While on death row, Chessman wrote four books: Cell 2455, Death Row' (1954), Trial by Ordeal (1955), The Face of Justice (1957) and The Kid Was A Killer (1960). He sold the rights to his autobiography, Cell 2455, Death Row to Columbia Pictures, which was made into a film of the same name, directed by Fred F. Sears in 1955, with William Campbell as Chessman. Chessman's middle name, Whittier, was used as the surname of his alter ego protagonist in the film.
The manuscript of Chessman's novel The Kid Was a Killer was seized by San Quentin warden Harley O. Teets in 1954 on the grounds that it was “prison labor”. It was eventually returned to Chessman in late 1957 and published in 1960.
In popular culture
Phil Ochs' liner notes to his 1965 folk/protest album I Ain't Marchin Anymore (EKL-287) include these words concerning the victim of the Iron Lady, a metaphoric reference to the electric chair, and the title of an anti-capital punishment selection from this key '60's vinyl protest: "A century from now, intelligent men will read in amazement about the murder of Caryl Chessman and wonder what excuse for a society flourished in these times."
In 1977, Alan Alda starred in a CBS television movie about Chessman's life, Kill Me If You Can (sometimes shown subsequently as The Caryl Chessman Story).
Mexican professional wrestler Kevin Zamora uses the identity of "Chessman" after Caryl Chessman, wearing red facepaint that he claims represents the blood of Chessman's victims.

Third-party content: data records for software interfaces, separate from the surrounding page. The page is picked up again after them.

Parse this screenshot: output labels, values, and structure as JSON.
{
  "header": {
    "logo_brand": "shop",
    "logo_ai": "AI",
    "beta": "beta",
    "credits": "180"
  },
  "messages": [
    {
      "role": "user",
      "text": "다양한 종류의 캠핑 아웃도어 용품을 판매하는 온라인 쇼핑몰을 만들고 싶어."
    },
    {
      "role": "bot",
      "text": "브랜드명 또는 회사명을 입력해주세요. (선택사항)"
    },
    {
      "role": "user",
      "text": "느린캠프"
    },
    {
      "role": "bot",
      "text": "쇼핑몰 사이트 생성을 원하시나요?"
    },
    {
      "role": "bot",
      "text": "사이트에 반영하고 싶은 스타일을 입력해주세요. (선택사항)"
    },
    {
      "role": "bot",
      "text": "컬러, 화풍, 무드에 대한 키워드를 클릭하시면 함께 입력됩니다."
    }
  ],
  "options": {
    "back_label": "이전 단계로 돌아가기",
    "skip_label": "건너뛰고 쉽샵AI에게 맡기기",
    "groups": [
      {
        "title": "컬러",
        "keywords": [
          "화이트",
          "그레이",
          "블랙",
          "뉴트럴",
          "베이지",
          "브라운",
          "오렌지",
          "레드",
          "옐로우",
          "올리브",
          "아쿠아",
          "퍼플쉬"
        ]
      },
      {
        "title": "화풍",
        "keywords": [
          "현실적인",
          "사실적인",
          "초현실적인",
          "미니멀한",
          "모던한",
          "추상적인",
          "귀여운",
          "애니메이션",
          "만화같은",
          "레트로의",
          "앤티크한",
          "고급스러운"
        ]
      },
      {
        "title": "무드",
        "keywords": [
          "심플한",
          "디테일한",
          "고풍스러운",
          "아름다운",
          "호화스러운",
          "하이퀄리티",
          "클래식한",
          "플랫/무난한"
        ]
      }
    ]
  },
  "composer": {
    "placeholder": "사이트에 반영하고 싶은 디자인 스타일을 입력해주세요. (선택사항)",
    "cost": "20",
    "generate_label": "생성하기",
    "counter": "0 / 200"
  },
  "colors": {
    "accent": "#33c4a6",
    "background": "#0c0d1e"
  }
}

One of his nicknames in the wrestling world is "El Asesino de la Luz Roja", Spanish for "The Red Light Killer".
In Brazil, Chessman inspired João Acácio Pereira da Costa, who became known as "O Bandido da Luz Vermelha" (Portuguese for "The Red Light Bandit"), due to the fact he used a flashlight with a red lens cover to commit his crimes, similarly to Chessman.

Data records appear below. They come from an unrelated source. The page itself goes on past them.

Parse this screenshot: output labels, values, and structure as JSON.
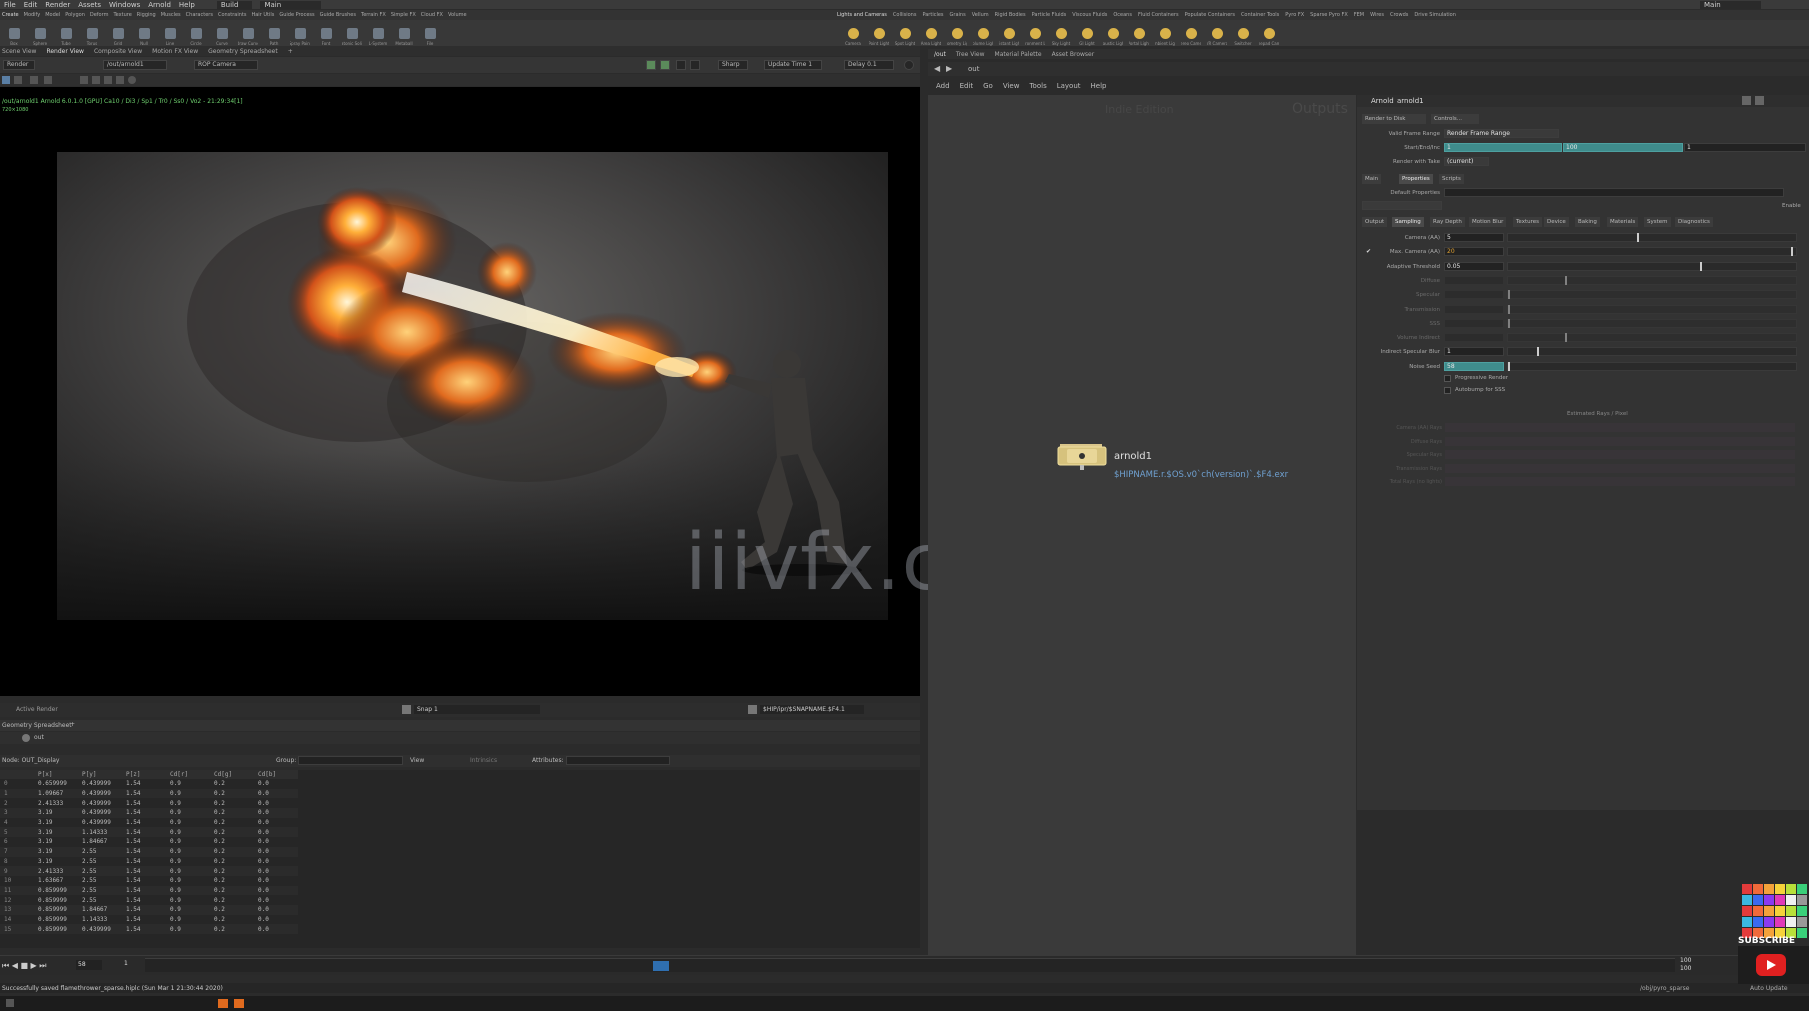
{
  "menu": [
    "File",
    "Edit",
    "Render",
    "Assets",
    "Windows",
    "Arnold",
    "Help"
  ],
  "desktop": "Build",
  "desktop_right": "Main",
  "shelf_tabs_left": [
    "Create",
    "Modify",
    "Model",
    "Polygon",
    "Deform",
    "Texture",
    "Rigging",
    "Muscles",
    "Characters",
    "Constraints",
    "Hair Utils",
    "Guide Process",
    "Guide Brushes",
    "Terrain FX",
    "Simple FX",
    "Cloud FX",
    "Volume"
  ],
  "shelf_tools_left": [
    "Box",
    "Sphere",
    "Tube",
    "Torus",
    "Grid",
    "Null",
    "Line",
    "Circle",
    "Curve",
    "Draw Curve",
    "Path",
    "Spray Paint",
    "Font",
    "Platonic Solids",
    "L-System",
    "Metaball",
    "File"
  ],
  "shelf_tabs_right": [
    "Lights and Cameras",
    "Collisions",
    "Particles",
    "Grains",
    "Vellum",
    "Rigid Bodies",
    "Particle Fluids",
    "Viscous Fluids",
    "Oceans",
    "Fluid Containers",
    "Populate Containers",
    "Container Tools",
    "Pyro FX",
    "Sparse Pyro FX",
    "FEM",
    "Wires",
    "Crowds",
    "Drive Simulation"
  ],
  "shelf_tools_right": [
    "Camera",
    "Point Light",
    "Spot Light",
    "Area Light",
    "Geometry Light",
    "Volume Light",
    "Distant Light",
    "Environment Light",
    "Sky Light",
    "GI Light",
    "Caustic Light",
    "Portal Light",
    "Ambient Light",
    "Stereo Camera",
    "VR Camera",
    "Switcher",
    "Gamepad Camera"
  ],
  "left_tabs": [
    "Scene View",
    "Render View",
    "Composite View",
    "Motion FX View",
    "Geometry Spreadsheet"
  ],
  "left_active_tab": "Render View",
  "render_toolbar": {
    "render_btn": "Render",
    "rop": "/out/arnold1",
    "camera": "ROP Camera",
    "mode": "Sharp",
    "update_time": "Update Time  1",
    "delay": "Delay  0.1"
  },
  "viewport": {
    "status": "/out/arnold1  Arnold 6.0.1.0 [GPU]  Ca10 / Di3 / Sp1 / Tr0 / Ss0 / Vo2 - 21:29:34[1]",
    "resolution": "720×1080",
    "watermark": "iiivfx.com"
  },
  "viewport_bottom": {
    "left": "Active Render",
    "snap": "Snap  1",
    "path": "$HIP/ipr/$SNAPNAME.$F4.1"
  },
  "spreadsheet": {
    "tab": "Geometry Spreadsheet",
    "path": "out",
    "node": "Node: OUT_Display",
    "group_label": "Group:",
    "view_label": "View",
    "intrinsics_label": "Intrinsics",
    "attributes_label": "Attributes:",
    "columns": [
      "",
      "P[x]",
      "P[y]",
      "P[z]",
      "Cd[r]",
      "Cd[g]",
      "Cd[b]"
    ],
    "rows": [
      [
        "0",
        "0.659999",
        "0.439999",
        "1.54",
        "0.9",
        "0.2",
        "0.0"
      ],
      [
        "1",
        "1.09667",
        "0.439999",
        "1.54",
        "0.9",
        "0.2",
        "0.0"
      ],
      [
        "2",
        "2.41333",
        "0.439999",
        "1.54",
        "0.9",
        "0.2",
        "0.0"
      ],
      [
        "3",
        "3.19",
        "0.439999",
        "1.54",
        "0.9",
        "0.2",
        "0.0"
      ],
      [
        "4",
        "3.19",
        "0.439999",
        "1.54",
        "0.9",
        "0.2",
        "0.0"
      ],
      [
        "5",
        "3.19",
        "1.14333",
        "1.54",
        "0.9",
        "0.2",
        "0.0"
      ],
      [
        "6",
        "3.19",
        "1.84667",
        "1.54",
        "0.9",
        "0.2",
        "0.0"
      ],
      [
        "7",
        "3.19",
        "2.55",
        "1.54",
        "0.9",
        "0.2",
        "0.0"
      ],
      [
        "8",
        "3.19",
        "2.55",
        "1.54",
        "0.9",
        "0.2",
        "0.0"
      ],
      [
        "9",
        "2.41333",
        "2.55",
        "1.54",
        "0.9",
        "0.2",
        "0.0"
      ],
      [
        "10",
        "1.63667",
        "2.55",
        "1.54",
        "0.9",
        "0.2",
        "0.0"
      ],
      [
        "11",
        "0.859999",
        "2.55",
        "1.54",
        "0.9",
        "0.2",
        "0.0"
      ],
      [
        "12",
        "0.859999",
        "2.55",
        "1.54",
        "0.9",
        "0.2",
        "0.0"
      ],
      [
        "13",
        "0.859999",
        "1.84667",
        "1.54",
        "0.9",
        "0.2",
        "0.0"
      ],
      [
        "14",
        "0.859999",
        "1.14333",
        "1.54",
        "0.9",
        "0.2",
        "0.0"
      ],
      [
        "15",
        "0.859999",
        "0.439999",
        "1.54",
        "0.9",
        "0.2",
        "0.0"
      ]
    ]
  },
  "timeline": {
    "frame": "58",
    "start": "1",
    "end": "100",
    "end2": "100"
  },
  "statusbar": "Successfully saved flamethrower_sparse.hiplc (Sun Mar 1 21:30:44 2020)",
  "statusbar_right": "/obj/pyro_sparse",
  "auto_update": "Auto Update",
  "network": {
    "tabs": [
      "/out",
      "Tree View",
      "Material Palette",
      "Asset Browser"
    ],
    "path": "out",
    "menu": [
      "Add",
      "Edit",
      "Go",
      "View",
      "Tools",
      "Layout",
      "Help"
    ],
    "caption": "Indie Edition",
    "context_label": "Outputs",
    "node_name": "arnold1",
    "node_output": "$HIPNAME.r.$OS.v0`ch(version)`.$F4.exr"
  },
  "params": {
    "type": "Arnold",
    "name": "arnold1",
    "render_to_disk": "Render to Disk",
    "controls": "Controls...",
    "valid_frame_range_label": "Valid Frame Range",
    "valid_frame_range": "Render Frame Range",
    "start_end_inc_label": "Start/End/Inc",
    "start": "1",
    "end": "100",
    "inc": "1",
    "render_with_take_label": "Render with Take",
    "take": "(current)",
    "tabs1": [
      "Main",
      "Properties",
      "Scripts"
    ],
    "default_props_label": "Default Properties",
    "enable_label": "Enable",
    "tabs2": [
      "Output",
      "Sampling",
      "Ray Depth",
      "Motion Blur",
      "Textures",
      "Device",
      "Baking",
      "Materials",
      "System",
      "Diagnostics"
    ],
    "sampling": [
      {
        "label": "Camera (AA)",
        "value": "5",
        "slider": 0.45,
        "dim": false
      },
      {
        "label": "Max. Camera (AA)",
        "value": "20",
        "slider": 0.99,
        "dim": false
      },
      {
        "label": "Adaptive Threshold",
        "value": "0.05",
        "slider": 0.67,
        "dim": false
      },
      {
        "label": "Diffuse",
        "value": "",
        "slider": 0.2,
        "dim": true
      },
      {
        "label": "Specular",
        "value": "",
        "slider": 0.0,
        "dim": true
      },
      {
        "label": "Transmission",
        "value": "",
        "slider": 0.0,
        "dim": true
      },
      {
        "label": "SSS",
        "value": "",
        "slider": 0.0,
        "dim": true
      },
      {
        "label": "Volume Indirect",
        "value": "",
        "slider": 0.2,
        "dim": true
      },
      {
        "label": "Indirect Specular Blur",
        "value": "1",
        "slider": 0.1,
        "dim": false
      },
      {
        "label": "Noise Seed",
        "value": "58",
        "slider": 0.0,
        "dim": false
      }
    ],
    "progressive_render": "Progressive Render",
    "autobump_sss": "Autobump for SSS",
    "estimated_title": "Estimated Rays / Pixel",
    "estimated_rows": [
      "Camera (AA) Rays",
      "Diffuse Rays",
      "Specular Rays",
      "Transmission Rays",
      "Total Rays (no lights)"
    ]
  },
  "subscribe": "SUBSCRIBE"
}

He is referenced in the Genesis song "Broadway Melody 1974" from their 1974 album The Lamb Lies Down on Broadway. The lyric is, "...The Cheerleader waves her cyanide wand, there's a smell of peach-blossom and bitter almond. Caryl Chessman sniffs the air and leads the parade. He knows, in a scent, you can bottle all you made." The olfactory reference is the smell associated with cyanide gas. There is also a play on the phrase, "in a scent", which could also be construed as "innocent".
He is also referenced in the Patricio Rey y sus Redonditos de Ricota unedited song "Un tal Bridgitte Barlot". He is mentioned in several lines of the song.

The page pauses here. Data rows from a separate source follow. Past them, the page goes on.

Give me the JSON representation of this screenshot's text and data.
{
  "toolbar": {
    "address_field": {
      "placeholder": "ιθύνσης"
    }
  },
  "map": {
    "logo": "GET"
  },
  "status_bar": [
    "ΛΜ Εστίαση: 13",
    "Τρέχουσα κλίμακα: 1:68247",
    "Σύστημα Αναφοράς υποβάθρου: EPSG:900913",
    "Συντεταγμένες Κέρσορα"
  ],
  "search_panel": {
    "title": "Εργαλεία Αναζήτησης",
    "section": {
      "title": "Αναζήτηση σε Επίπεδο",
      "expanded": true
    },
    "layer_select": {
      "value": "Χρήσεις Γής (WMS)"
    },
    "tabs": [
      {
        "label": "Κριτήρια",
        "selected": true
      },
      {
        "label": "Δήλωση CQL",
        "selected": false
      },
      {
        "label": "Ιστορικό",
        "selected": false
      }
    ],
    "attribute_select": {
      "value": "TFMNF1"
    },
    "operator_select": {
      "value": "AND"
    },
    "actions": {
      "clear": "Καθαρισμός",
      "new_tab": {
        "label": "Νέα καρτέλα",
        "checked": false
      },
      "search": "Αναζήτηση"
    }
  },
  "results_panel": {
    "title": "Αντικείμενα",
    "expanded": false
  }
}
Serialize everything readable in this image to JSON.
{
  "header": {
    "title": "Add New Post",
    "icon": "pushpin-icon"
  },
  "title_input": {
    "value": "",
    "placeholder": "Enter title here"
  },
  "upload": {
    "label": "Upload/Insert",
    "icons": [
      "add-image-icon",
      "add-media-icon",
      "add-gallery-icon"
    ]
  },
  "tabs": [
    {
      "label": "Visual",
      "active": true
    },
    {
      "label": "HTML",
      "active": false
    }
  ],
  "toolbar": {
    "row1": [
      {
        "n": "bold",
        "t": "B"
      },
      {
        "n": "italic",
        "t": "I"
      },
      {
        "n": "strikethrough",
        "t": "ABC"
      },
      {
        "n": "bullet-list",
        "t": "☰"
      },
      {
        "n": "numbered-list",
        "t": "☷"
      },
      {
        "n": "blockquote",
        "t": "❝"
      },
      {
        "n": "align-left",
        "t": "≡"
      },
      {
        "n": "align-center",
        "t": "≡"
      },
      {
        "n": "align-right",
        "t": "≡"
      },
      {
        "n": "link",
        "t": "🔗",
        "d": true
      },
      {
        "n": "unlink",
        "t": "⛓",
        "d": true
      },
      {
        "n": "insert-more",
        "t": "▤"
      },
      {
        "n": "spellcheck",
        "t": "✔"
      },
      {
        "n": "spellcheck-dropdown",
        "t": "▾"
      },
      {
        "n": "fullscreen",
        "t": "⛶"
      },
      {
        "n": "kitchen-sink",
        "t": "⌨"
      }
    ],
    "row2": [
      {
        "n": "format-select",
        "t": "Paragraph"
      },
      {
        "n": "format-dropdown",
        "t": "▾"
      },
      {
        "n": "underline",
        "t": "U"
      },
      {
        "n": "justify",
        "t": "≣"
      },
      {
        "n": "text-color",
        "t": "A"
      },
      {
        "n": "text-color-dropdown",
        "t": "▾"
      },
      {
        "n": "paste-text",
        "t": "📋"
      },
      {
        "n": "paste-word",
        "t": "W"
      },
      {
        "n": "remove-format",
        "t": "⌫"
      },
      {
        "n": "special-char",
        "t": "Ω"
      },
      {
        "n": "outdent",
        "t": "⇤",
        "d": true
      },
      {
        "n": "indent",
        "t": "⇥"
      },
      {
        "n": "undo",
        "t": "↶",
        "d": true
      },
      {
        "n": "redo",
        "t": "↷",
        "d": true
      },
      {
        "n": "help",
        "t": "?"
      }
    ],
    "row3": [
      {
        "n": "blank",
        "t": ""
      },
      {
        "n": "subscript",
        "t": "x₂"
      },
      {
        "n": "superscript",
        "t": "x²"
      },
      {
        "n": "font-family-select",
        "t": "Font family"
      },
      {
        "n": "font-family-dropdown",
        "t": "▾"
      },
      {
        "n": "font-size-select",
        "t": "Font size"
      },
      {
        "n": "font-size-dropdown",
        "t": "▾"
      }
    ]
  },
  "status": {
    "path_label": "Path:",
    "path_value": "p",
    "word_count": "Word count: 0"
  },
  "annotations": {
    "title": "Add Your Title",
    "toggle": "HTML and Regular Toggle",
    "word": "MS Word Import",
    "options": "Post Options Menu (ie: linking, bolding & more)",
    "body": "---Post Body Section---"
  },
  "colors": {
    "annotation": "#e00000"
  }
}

He is also referenced in the Nicolas Peyrac song "So far away from L.A.". The line goes "Monsieur Caryl Chessman est mort, mais le doute subsiste encore, avait-il raison ou bien tort?"
Chessman is named in Neil Diamond's 1970 song "Done Too Soon" from the album Tap Root Manuscript. Although not everyone mentioned in the song died early in their life, several did, and the song is known for its message on mortality.
He is referenced alongside Edgar Smith and Ted Bundy in Stephen King's novel The Stand when the lawyer, Devins, talks about the cruelty of Death Row.
- People v. Chessman 38 Cal. 2d 166 (1951)
- People v. Chessman, 52 Cal. 2d 467 (1959)
- http://www.usc.edu/libraries/archives/la/scandals/chessman.html Caryl Chessman, The Red-Light Bandit
- Chessman v. Teets, 354 U.S. 156 (June 10, 1957)
- Obituary: R. Richard Rubottom, New York Times, Dec. 20, 2010.
- The True Story of Caryl Chessman by Clark Howard
- http://latimesblogs.latimes.com/thedailymirror/2007/11/caryl-chessman.html Chessman's manuscript seized
- It peaked at number 32 on the CHUM Chart in Toronto in March 1960, The CHUM Chart Book: 1957-1983, Ron Hall, p. 81
- Caryl Chessman online
- Newsreel footage about Caryl Chessman
- An in depth article on Chessman
- FBI files on Chessman
- Chessman on Crime Library
- Cell 2455 Death Row at the Internet Movie Database
- Kill Me If You Can at the Internet Movie Database
- Caryl Chessman at Find a Grave